Research Report:Using Seismic Waves to Map the Ground Below Old Faithful Geyser

Geologists from University of Utah conduct research on Old Faithful geyser. (Left to Right:  Max Jin Hansheng, Sin-Mei Wu, Jonathan Voyles, Jamie Farrell)
Students and Geologists from the University of Utah conduct research on Old Faithful geyser. (Left to Right:  Undergraduate student Max Jin Hansheng, PhD student Sin-Mei Wu, Undergraduate student Jonathan Voyles, Assistant Research Professor Dr. Jamie Farrell)

NPS Photo - A. E. Carlson

Research Report: Using seismic waves to map the ground below Old Faithful Geyser
Research Permit Number: YELL-2017-SCI-0114
Principal Investigators: Dr. Robert Smith and Dr. Jamie Farrell
Affiliation: University of Utah

Continuing fieldwork conducted in 2015 and 2016, researchers from the University of Utah and the University of Texas El Paso returned to Yellowstone’s Upper Geyser Basin in November of 2017. They are studying seismic activity around the highest concentration of geysers in the world.
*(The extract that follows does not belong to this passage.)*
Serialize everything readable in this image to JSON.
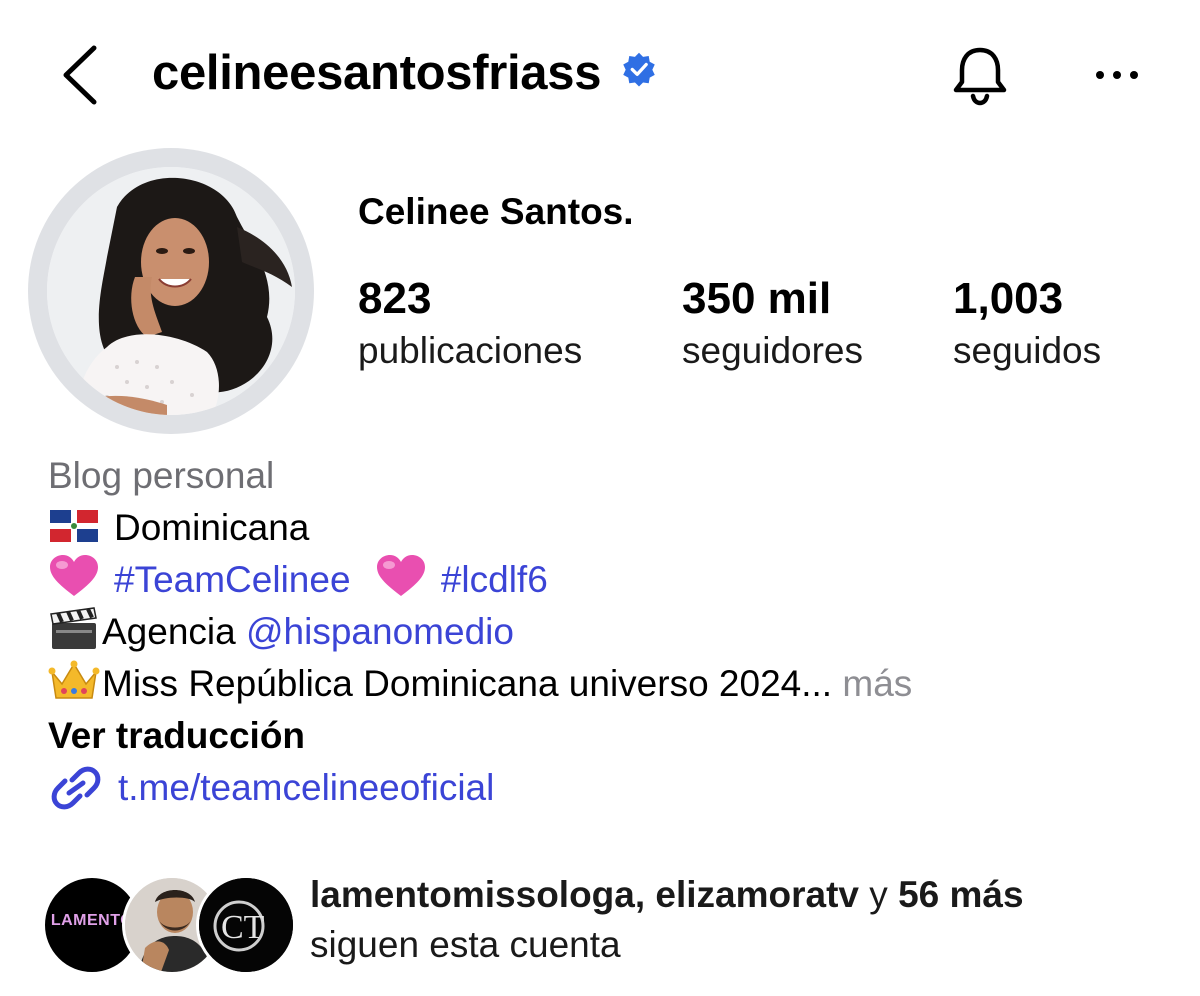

The research team utilizes small temporary seismometers, which are roughly the size of a football. Out of the 291 seismometers available, the team deployed 290; only one was not functioning. They arranged a dense array around the thermal features of Geyser Hill. They also placed seismometers elsewhere in the Upper Geyser Basin and along the main road from the Old Faithful area toward Madison Junction.

Due to the dangers of traveling off of established boardwalks in thermal areas, the team prioritizes safety and communication. Yellowstone National Park requires this research activity to occur while the interior roads of the park are closed to the public in November, although you might catch a glimpse of the researchers on the Old Faithful webcams.

Data gathered during the 2015 fieldwork have already revealed new insights, including the presence of an enormous underground reservoir of heated water thought to supply the water for Old Faithful Geyser’s eruptions. Learn more at
Note: This group operates under an approved research project. It is the policy of the National Park Service to guarantee that management of parks is enhanced by the highest quality scientific information. Understanding our natural and cultural resources is vital to improving park management and expanding scientific knowledge. Specifc research activities conducted by non-NPS staff must be approved in advance through the Yellowstone Research Permit Office. For more information visit the research permitting policy page.

Last updated: January 29, 2018